### Problem to solve
Exclude the pictures, then copy all remaining records exactly.

──────── Source data ────────

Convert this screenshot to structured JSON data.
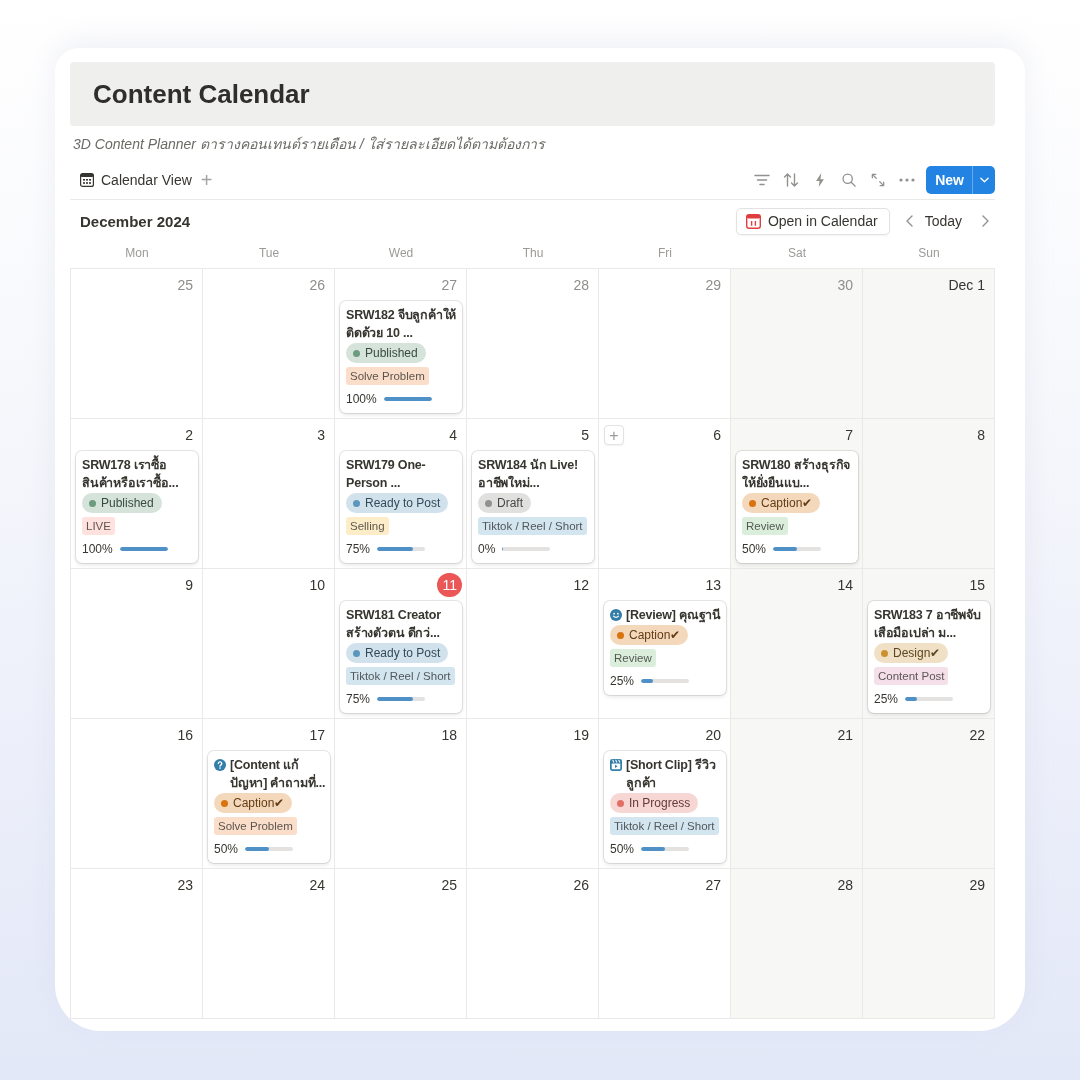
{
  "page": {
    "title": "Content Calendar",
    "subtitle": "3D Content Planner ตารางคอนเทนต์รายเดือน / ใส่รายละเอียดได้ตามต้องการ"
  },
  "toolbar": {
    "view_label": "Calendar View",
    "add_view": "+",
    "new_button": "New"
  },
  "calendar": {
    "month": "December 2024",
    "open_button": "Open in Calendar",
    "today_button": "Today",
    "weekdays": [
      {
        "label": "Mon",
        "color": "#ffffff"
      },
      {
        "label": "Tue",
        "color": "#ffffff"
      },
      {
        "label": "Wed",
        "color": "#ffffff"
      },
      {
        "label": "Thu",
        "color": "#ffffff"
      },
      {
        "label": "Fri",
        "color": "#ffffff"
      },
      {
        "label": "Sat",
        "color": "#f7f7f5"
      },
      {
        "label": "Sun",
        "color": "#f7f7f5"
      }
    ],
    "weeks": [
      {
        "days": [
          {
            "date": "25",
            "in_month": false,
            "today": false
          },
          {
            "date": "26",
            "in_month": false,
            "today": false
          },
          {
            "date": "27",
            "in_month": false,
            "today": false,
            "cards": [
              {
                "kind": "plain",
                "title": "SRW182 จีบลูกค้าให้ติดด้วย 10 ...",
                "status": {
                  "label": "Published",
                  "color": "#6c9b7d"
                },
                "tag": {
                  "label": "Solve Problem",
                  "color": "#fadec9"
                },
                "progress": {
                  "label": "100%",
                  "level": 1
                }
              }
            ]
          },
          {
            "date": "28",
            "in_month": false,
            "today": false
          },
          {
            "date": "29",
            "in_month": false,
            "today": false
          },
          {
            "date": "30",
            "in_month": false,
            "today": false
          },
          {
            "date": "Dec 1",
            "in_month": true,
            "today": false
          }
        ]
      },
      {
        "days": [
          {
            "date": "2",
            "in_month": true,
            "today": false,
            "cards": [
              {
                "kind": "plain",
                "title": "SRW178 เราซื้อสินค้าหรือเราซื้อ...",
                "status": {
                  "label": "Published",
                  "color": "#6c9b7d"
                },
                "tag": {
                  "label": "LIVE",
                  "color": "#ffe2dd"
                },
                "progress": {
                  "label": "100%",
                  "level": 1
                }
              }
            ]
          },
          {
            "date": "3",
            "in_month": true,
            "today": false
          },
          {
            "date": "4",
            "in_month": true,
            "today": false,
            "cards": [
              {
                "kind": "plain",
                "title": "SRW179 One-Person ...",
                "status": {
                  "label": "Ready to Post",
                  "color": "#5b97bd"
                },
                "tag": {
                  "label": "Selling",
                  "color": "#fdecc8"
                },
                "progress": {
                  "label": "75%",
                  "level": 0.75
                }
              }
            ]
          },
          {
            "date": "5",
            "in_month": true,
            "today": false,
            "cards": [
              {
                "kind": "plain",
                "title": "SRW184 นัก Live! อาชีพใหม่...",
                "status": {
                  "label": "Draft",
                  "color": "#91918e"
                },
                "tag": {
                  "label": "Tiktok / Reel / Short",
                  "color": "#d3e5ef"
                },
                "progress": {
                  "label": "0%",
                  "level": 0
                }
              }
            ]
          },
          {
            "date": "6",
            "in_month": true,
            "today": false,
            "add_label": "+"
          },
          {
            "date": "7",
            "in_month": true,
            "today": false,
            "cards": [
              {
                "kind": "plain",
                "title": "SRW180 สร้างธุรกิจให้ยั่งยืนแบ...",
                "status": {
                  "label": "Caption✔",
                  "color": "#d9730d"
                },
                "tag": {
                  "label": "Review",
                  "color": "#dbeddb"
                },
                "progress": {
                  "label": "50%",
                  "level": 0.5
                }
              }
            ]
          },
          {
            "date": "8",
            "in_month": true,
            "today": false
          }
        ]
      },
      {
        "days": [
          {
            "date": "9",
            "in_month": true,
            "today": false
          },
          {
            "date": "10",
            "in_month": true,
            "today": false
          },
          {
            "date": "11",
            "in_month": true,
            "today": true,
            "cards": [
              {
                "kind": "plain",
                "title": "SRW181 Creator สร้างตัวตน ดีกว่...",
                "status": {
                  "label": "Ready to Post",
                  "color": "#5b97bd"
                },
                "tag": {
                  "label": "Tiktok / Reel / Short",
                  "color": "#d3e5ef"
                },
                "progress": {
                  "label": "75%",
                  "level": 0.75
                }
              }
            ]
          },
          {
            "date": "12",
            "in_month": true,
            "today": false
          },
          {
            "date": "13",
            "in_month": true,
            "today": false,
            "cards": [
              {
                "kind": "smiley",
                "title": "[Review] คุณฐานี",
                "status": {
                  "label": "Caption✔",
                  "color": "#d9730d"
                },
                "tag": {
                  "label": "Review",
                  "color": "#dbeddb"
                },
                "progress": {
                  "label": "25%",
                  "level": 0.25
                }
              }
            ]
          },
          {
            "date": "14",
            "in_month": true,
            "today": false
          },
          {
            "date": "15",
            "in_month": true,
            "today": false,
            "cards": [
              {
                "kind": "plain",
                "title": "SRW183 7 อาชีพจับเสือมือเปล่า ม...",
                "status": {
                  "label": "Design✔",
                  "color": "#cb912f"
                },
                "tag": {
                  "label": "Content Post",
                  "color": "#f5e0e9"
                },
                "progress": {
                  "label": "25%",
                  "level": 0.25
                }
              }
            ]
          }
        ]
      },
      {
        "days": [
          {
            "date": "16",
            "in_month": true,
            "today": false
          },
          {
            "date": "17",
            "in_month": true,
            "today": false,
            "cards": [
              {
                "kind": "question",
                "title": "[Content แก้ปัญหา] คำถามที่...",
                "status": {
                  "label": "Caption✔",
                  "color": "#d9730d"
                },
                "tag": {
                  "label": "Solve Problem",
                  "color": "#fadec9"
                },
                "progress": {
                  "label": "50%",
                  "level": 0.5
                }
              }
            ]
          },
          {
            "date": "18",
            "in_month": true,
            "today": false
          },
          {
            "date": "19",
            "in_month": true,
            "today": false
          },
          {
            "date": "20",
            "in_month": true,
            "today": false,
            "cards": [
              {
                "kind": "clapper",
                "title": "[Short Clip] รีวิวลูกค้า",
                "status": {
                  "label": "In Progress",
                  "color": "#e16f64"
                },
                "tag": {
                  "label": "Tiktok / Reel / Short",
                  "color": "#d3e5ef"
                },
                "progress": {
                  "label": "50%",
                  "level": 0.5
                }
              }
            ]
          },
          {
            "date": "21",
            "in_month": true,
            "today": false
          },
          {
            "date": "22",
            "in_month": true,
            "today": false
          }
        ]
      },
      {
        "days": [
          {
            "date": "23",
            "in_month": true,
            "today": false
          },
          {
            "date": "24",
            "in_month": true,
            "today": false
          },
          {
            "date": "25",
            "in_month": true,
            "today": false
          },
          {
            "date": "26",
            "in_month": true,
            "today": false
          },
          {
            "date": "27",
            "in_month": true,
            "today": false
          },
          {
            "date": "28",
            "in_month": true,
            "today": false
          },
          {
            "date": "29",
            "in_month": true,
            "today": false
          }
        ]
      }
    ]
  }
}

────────

### Exercise answer
Convert this screenshot to structured JSON data.
{
  "page": {
    "title": "Content Calendar",
    "subtitle": "3D Content Planner ตารางคอนเทนต์รายเดือน / ใส่รายละเอียดได้ตามต้องการ"
  },
  "toolbar": {
    "view_label": "Calendar View",
    "add_view": "+",
    "new_button": "New"
  },
  "calendar": {
    "month": "December 2024",
    "open_button": "Open in Calendar",
    "today_button": "Today",
    "weekdays": [
      {
        "label": "Mon",
        "color": "#ffffff"
      },
      {
        "label": "Tue",
        "color": "#ffffff"
      },
      {
        "label": "Wed",
        "color": "#ffffff"
      },
      {
        "label": "Thu",
        "color": "#ffffff"
      },
      {
        "label": "Fri",
        "color": "#ffffff"
      },
      {
        "label": "Sat",
        "color": "#f7f7f5"
      },
      {
        "label": "Sun",
        "color": "#f7f7f5"
      }
    ],
    "weeks": [
      {
        "days": [
          {
            "date": "25",
            "in_month": false,
            "today": false
          },
          {
            "date": "26",
            "in_month": false,
            "today": false
          },
          {
            "date": "27",
            "in_month": false,
            "today": false,
            "cards": [
              {
                "kind": "plain",
                "title": "SRW182 จีบลูกค้าให้ติดด้วย 10 ...",
                "status": {
                  "label": "Published",
                  "color": "#6c9b7d"
                },
                "tag": {
                  "label": "Solve Problem",
                  "color": "#fadec9"
                },
                "progress": {
                  "label": "100%",
                  "level": 1
                }
              }
            ]
          },
          {
            "date": "28",
            "in_month": false,
            "today": false
          },
          {
            "date": "29",
            "in_month": false,
            "today": false
          },
          {
            "date": "30",
            "in_month": false,
            "today": false
          },
          {
            "date": "Dec 1",
            "in_month": true,
            "today": false
          }
        ]
      },
      {
        "days": [
          {
            "date": "2",
            "in_month": true,
            "today": false,
            "cards": [
              {
                "kind": "plain",
                "title": "SRW178 เราซื้อสินค้าหรือเราซื้อ...",
                "status": {
                  "label": "Published",
                  "color": "#6c9b7d"
                },
                "tag": {
                  "label": "LIVE",
                  "color": "#ffe2dd"
                },
                "progress": {
                  "label": "100%",
                  "level": 1
                }
              }
            ]
          },
          {
            "date": "3",
            "in_month": true,
            "today": false
          },
          {
            "date": "4",
            "in_month": true,
            "today": false,
            "cards": [
              {
                "kind": "plain",
                "title": "SRW179 One-Person ...",
                "status": {
                  "label": "Ready to Post",
                  "color": "#5b97bd"
                },
                "tag": {
                  "label": "Selling",
                  "color": "#fdecc8"
                },
                "progress": {
                  "label": "75%",
                  "level": 0.75
                }
              }
            ]
          },
          {
            "date": "5",
            "in_month": true,
            "today": false,
            "cards": [
              {
                "kind": "plain",
                "title": "SRW184 นัก Live! อาชีพใหม่...",
                "status": {
                  "label": "Draft",
                  "color": "#91918e"
                },
                "tag": {
                  "label": "Tiktok / Reel / Short",
                  "color": "#d3e5ef"
                },
                "progress": {
                  "label": "0%",
                  "level": 0
                }
              }
            ]
          },
          {
            "date": "6",
            "in_month": true,
            "today": false,
            "add_label": "+"
          },
          {
            "date": "7",
            "in_month": true,
            "today": false,
            "cards": [
              {
                "kind": "plain",
                "title": "SRW180 สร้างธุรกิจให้ยั่งยืนแบ...",
                "status": {
                  "label": "Caption✔",
                  "color": "#d9730d"
                },
                "tag": {
                  "label": "Review",
                  "color": "#dbeddb"
                },
                "progress": {
                  "label": "50%",
                  "level": 0.5
                }
              }
            ]
          },
          {
            "date": "8",
            "in_month": true,
            "today": false
          }
        ]
      },
      {
        "days": [
          {
            "date": "9",
            "in_month": true,
            "today": false
          },
          {
            "date": "10",
            "in_month": true,
            "today": false
          },
          {
            "date": "11",
            "in_month": true,
            "today": true,
            "cards": [
              {
                "kind": "plain",
                "title": "SRW181 Creator สร้างตัวตน ดีกว่...",
                "status": {
                  "label": "Ready to Post",
                  "color": "#5b97bd"
                },
                "tag": {
                  "label": "Tiktok / Reel / Short",
                  "color": "#d3e5ef"
                },
                "progress": {
                  "label": "75%",
                  "level": 0.75
                }
              }
            ]
          },
          {
            "date": "12",
            "in_month": true,
            "today": false
          },
          {
            "date": "13",
            "in_month": true,
            "today": false,
            "cards": [
              {
                "kind": "smiley",
                "title": "[Review] คุณฐานี",
                "status": {
                  "label": "Caption✔",
                  "color": "#d9730d"
                },
                "tag": {
                  "label": "Review",
                  "color": "#dbeddb"
                },
                "progress": {
                  "label": "25%",
                  "level": 0.25
                }
              }
            ]
          },
          {
            "date": "14",
            "in_month": true,
            "today": false
          },
          {
            "date": "15",
            "in_month": true,
            "today": false,
            "cards": [
              {
                "kind": "plain",
                "title": "SRW183 7 อาชีพจับเสือมือเปล่า ม...",
                "status": {
                  "label": "Design✔",
                  "color": "#cb912f"
                },
                "tag": {
                  "label": "Content Post",
                  "color": "#f5e0e9"
                },
                "progress": {
                  "label": "25%",
                  "level": 0.25
                }
              }
            ]
          }
        ]
      },
      {
        "days": [
          {
            "date": "16",
            "in_month": true,
            "today": false
          },
          {
            "date": "17",
            "in_month": true,
            "today": false,
            "cards": [
              {
                "kind": "question",
                "title": "[Content แก้ปัญหา] คำถามที่...",
                "status": {
                  "label": "Caption✔",
                  "color": "#d9730d"
                },
                "tag": {
                  "label": "Solve Problem",
                  "color": "#fadec9"
                },
                "progress": {
                  "label": "50%",
                  "level": 0.5
                }
              }
            ]
          },
          {
            "date": "18",
            "in_month": true,
            "today": false
          },
          {
            "date": "19",
            "in_month": true,
            "today": false
          },
          {
            "date": "20",
            "in_month": true,
            "today": false,
            "cards": [
              {
                "kind": "clapper",
                "title": "[Short Clip] รีวิวลูกค้า",
                "status": {
                  "label": "In Progress",
                  "color": "#e16f64"
                },
                "tag": {
                  "label": "Tiktok / Reel / Short",
                  "color": "#d3e5ef"
                },
                "progress": {
                  "label": "50%",
                  "level": 0.5
                }
              }
            ]
          },
          {
            "date": "21",
            "in_month": true,
            "today": false
          },
          {
            "date": "22",
            "in_month": true,
            "today": false
          }
        ]
      },
      {
        "days": [
          {
            "date": "23",
            "in_month": true,
            "today": false
          },
          {
            "date": "24",
            "in_month": true,
            "today": false
          },
          {
            "date": "25",
            "in_month": true,
            "today": false
          },
          {
            "date": "26",
            "in_month": true,
            "today": false
          },
          {
            "date": "27",
            "in_month": true,
            "today": false
          },
          {
            "date": "28",
            "in_month": true,
            "today": false
          },
          {
            "date": "29",
            "in_month": true,
            "today": false
          }
        ]
      }
    ]
  }
}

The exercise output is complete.